84 : Antimicrobial activity of ceftaroline tested against staphylococci with reduced susceptibility to linezolid, daptomycin, or vancomycin from U.S. hospitals, 2008 to 2011.

85 : Ceftaroline Fosamil for the Treatment of Staphylococcus aureus Bacteremia Secondary to Acute Bacterial Skin and Skin Structure Infections or Community-Acquired Bacterial Pneumonia.

86 : Use of ceftaroline after glycopeptide failure to eradicate meticillin-resistant Staphylococcus aureus bacteraemia with elevated vancomycin minimum inhibitory concentrations.

87 : Ceftaroline for Severe Methicillin-Resistant Staphylococcus aureus Infections: A Systematic Review.

88 : Ceftaroline fosamil for the treatment of Gram-positive endocarditis: CAPTURE study experience.

89 : High incidence of neutropenia in patients with prolonged ceftaroline exposure.

90 : Ceftaroline-associated Encephalopathy in Patients With Severe Renal Impairment.

91 : In vitro activity of TD-6424 against Staphylococcus aureus.

92 : Comparative in vitro activity of telavancin (TD-6424), a rapidly bactericidal, concentration-dependent anti-infective with multiple mechanisms of action against Gram-positive bacteria.

93 : Telavancin, a multifunctional lipoglycopeptide, disrupts both cell wall synthesis and cell membrane integrity in methicillin-resistant Staphylococcus aureus.

94 : Telavancin: a novel lipoglycopeptide.

95 : Telavancin: mechanisms of action, in vitro activity, and mechanisms of resistance.

96 : Clinical Experience with Telavancin: Real-World Results from the Telavancin Observational Use Registry (TOUR™).

97 : Dalbavancin as Primary and Sequential Treatment for Gram-Positive Infective Endocarditis: 2-Year Experience at the General Hospital of Vienna.

98 : Dalbavancin as Secondary Therapy for Serious Staphylococcus aureus Infections in a Vulnerable Patient Population.

99 : Linezolid: the first oxazolidinone antimicrobial.

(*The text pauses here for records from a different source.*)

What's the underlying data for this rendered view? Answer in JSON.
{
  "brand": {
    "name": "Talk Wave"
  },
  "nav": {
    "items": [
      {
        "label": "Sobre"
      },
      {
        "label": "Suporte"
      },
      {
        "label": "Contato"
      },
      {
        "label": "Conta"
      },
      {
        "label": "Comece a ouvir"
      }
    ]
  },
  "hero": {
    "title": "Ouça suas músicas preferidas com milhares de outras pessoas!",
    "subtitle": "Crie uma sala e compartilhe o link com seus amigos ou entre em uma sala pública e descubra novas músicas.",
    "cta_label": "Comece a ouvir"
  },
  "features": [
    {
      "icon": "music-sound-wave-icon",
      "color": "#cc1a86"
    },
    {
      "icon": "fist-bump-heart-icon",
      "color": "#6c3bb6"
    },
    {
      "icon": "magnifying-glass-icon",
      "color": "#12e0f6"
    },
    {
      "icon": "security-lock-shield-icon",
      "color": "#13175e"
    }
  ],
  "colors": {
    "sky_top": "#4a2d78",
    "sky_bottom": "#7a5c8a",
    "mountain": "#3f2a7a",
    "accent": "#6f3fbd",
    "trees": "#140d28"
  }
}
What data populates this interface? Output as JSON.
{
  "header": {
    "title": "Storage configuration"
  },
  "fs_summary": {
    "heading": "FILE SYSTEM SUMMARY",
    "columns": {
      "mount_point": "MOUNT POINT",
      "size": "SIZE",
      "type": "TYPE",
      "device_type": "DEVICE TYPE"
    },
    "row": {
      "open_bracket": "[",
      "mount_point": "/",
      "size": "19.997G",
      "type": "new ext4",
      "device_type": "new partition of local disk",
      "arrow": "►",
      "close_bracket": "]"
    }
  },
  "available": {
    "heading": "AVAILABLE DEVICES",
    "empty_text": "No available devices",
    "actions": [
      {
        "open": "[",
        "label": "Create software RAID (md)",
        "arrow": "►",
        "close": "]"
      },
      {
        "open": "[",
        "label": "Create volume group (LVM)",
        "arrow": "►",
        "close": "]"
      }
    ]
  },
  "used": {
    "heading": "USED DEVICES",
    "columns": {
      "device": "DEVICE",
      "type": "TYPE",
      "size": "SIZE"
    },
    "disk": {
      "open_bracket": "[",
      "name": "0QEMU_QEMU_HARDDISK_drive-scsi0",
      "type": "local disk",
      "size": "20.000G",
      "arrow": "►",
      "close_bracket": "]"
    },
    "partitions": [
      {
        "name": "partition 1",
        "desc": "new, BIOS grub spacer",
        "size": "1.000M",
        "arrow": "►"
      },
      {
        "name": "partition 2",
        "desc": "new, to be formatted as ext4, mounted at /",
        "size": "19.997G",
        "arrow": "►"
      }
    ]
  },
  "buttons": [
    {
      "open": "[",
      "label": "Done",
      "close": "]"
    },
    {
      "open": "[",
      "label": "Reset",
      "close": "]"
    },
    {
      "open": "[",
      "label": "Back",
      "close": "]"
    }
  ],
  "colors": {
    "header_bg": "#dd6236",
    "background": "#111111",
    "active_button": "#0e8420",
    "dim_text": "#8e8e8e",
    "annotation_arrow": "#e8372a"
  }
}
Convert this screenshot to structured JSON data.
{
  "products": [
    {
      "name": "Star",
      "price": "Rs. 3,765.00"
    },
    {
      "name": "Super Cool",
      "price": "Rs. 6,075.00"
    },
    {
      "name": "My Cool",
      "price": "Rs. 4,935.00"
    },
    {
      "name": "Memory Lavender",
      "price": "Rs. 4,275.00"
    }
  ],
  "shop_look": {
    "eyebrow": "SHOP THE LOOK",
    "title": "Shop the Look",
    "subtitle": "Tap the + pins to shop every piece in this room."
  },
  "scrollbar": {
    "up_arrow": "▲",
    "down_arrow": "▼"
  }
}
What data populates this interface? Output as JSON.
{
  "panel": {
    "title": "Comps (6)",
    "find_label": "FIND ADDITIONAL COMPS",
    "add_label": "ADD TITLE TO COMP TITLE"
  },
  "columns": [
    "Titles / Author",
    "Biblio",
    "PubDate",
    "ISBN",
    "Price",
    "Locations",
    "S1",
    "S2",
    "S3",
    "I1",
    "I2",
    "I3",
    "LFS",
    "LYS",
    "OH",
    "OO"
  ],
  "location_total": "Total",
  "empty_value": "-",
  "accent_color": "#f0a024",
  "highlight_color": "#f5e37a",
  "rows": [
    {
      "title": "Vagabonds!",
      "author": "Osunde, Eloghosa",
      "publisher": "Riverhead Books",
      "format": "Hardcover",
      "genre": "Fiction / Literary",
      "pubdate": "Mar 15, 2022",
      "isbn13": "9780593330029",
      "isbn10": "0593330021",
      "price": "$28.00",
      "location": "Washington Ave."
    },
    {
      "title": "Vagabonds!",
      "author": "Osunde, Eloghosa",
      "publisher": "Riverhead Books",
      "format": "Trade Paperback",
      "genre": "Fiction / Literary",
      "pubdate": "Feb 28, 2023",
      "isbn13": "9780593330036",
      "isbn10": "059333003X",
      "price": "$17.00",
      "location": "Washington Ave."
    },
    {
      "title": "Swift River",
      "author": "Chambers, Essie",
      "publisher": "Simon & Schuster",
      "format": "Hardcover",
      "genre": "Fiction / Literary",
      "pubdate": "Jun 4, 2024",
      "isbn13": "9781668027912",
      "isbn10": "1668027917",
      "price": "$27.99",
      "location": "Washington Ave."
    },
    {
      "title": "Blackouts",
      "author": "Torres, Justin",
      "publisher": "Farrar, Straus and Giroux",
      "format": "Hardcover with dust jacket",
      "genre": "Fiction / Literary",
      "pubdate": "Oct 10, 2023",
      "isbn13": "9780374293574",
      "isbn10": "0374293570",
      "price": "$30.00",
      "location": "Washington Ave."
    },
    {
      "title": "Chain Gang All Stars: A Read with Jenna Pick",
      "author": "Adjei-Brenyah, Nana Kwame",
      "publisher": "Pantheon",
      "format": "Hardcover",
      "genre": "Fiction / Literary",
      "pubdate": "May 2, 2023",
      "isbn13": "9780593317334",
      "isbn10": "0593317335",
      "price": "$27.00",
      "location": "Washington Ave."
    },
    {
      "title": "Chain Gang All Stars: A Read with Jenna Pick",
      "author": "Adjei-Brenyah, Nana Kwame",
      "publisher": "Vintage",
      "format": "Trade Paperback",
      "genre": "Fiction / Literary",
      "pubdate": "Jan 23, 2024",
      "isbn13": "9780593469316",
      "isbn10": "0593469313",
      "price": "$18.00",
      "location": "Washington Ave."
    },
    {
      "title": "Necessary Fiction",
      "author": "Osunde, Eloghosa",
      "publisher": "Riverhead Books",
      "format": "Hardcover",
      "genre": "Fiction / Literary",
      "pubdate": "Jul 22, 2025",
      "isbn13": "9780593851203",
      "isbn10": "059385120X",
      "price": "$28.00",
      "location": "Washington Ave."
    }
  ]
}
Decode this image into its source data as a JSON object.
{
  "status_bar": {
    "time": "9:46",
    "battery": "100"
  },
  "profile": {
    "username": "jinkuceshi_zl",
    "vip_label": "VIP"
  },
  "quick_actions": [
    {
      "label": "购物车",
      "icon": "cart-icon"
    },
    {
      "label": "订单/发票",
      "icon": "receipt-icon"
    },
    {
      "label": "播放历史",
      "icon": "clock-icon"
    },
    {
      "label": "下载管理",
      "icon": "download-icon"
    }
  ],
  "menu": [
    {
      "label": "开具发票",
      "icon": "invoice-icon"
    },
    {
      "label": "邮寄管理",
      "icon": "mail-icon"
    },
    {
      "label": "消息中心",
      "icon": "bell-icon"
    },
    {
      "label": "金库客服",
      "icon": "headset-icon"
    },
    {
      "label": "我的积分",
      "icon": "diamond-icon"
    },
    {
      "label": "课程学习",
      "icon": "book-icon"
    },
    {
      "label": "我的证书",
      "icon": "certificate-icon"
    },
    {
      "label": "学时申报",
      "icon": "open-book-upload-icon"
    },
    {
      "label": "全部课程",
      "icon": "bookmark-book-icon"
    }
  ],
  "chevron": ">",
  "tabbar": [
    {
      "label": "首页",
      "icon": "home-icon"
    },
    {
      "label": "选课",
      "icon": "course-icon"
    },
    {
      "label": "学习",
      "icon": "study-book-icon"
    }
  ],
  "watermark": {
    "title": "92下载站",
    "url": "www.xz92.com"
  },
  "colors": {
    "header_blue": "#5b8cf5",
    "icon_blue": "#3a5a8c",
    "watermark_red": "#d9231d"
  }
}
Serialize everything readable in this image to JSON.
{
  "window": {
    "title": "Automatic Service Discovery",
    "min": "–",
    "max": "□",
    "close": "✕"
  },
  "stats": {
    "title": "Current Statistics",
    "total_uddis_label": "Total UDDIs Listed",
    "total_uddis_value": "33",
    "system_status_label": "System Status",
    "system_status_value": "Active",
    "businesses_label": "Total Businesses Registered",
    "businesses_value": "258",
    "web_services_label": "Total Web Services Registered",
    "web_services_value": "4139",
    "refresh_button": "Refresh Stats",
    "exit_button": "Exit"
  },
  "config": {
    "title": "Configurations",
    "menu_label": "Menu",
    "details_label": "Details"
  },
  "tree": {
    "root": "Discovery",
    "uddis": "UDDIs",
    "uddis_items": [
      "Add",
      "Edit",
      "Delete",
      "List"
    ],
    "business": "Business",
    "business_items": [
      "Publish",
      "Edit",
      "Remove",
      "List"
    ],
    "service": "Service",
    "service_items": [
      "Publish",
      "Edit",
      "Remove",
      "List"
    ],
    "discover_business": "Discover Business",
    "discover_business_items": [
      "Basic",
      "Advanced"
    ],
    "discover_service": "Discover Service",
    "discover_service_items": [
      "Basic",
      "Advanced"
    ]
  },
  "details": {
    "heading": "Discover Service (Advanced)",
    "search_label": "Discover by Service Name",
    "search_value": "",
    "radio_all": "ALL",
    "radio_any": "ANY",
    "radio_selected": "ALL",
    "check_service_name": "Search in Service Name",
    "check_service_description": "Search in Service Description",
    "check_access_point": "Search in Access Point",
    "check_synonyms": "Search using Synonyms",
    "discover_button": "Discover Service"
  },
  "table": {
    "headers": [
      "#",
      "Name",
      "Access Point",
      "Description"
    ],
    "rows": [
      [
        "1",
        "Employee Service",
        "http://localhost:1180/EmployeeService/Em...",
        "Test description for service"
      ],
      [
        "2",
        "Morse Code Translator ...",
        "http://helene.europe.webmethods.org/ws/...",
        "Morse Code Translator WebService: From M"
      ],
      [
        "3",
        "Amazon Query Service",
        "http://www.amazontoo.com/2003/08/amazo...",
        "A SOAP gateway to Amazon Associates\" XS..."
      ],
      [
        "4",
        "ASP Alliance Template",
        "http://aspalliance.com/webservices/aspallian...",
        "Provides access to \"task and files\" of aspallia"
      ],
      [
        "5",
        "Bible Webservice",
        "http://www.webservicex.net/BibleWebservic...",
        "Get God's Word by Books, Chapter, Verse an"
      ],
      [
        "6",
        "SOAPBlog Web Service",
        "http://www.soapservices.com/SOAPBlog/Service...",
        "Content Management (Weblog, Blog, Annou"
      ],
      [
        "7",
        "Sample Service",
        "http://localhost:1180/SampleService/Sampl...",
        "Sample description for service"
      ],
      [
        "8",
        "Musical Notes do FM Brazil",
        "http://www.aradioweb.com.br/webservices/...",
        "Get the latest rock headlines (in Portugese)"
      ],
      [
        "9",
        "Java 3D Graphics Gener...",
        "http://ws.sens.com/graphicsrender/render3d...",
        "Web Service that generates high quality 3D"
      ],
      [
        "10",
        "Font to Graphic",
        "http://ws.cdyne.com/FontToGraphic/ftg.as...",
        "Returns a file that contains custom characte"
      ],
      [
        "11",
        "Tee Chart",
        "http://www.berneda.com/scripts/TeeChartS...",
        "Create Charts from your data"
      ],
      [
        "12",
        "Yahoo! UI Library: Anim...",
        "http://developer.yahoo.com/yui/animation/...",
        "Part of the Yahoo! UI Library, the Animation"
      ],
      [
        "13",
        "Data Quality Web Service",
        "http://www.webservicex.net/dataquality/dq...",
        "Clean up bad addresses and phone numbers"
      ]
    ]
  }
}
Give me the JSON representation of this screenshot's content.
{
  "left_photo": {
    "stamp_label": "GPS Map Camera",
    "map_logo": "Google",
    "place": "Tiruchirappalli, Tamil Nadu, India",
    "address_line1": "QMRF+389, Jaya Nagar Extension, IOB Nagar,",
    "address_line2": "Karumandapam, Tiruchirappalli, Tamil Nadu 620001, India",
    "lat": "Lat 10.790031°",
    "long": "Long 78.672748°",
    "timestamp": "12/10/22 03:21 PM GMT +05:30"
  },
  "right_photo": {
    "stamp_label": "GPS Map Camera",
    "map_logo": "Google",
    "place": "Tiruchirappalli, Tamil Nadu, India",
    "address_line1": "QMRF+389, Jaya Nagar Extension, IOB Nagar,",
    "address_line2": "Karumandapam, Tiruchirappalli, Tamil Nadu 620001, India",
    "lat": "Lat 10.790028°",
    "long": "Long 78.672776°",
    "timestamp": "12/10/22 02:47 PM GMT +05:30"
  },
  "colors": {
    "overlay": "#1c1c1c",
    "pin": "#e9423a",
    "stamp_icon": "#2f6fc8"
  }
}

100 : Linezolid versus vancomycin in treatment of complicated skin and soft tissue infections.

101 : Pleuropulmonary complications of Panton-Valentine leukocidin-positive community-acquired methicillin-resistant Staphylococcus aureus: importance of treatment with antimicrobials inhibiting exotoxin production.

102 : Successful treatment of staphylococcal toxic shock syndrome with linezolid: a case report and in vitro evaluation of the production of toxic shock syndrome toxin type 1 in the presence of antibiotics.

103 : Impact of antibiotics on expression of virulence-associated exotoxin genes in methicillin-sensitive and methicillin-resistant Staphylococcus aureus.

104 : Linezolid versus vancomycin for the treatment of methicillin-resistant Staphylococcus aureus infections.

105 : Antimicrobial resistance to linezolid.

106 : Occurrence of MRSA endocarditis during linezolid treatment.

107 : Treatment failure of methicillin-resistant Staphylococcus aureus endocarditis with linezolid.

108 : Clinical outbreak of linezolid-resistant Staphylococcus aureus in an intensive care unit.

109 : First report of cfr-mediated resistance to linezolid in human staphylococcal clinical isolates recovered in the United States.

110 : Multicity outbreak of linezolid-resistant Staphylococcus epidermidis associated with clonal spread of a cfr-containing strain.

111 : High frequency of linezolid-associated thrombocytopenia and anemia among patients with end-stage renal disease.

112 : Effectiveness and tolerability of prolonged linezolid treatment for chronic osteomyelitis: a retrospective study.

113 : Does linezolid cause lactic acidosis by inhibiting mitochondrial protein synthesis?

114 : Serotonin toxicity associated with the use of linezolid: a review of postmarketing data.

115 : Linezolid and serotonergic drug interactions: a retrospective survey.

116 : Methicillin-Resistant Staphylococcus aureus in Hospitals: Latest Trends and Treatments Based on Bacteriophages.

117 : Exebacase for patients with Staphylococcus aureus bloodstream infection and endocarditis.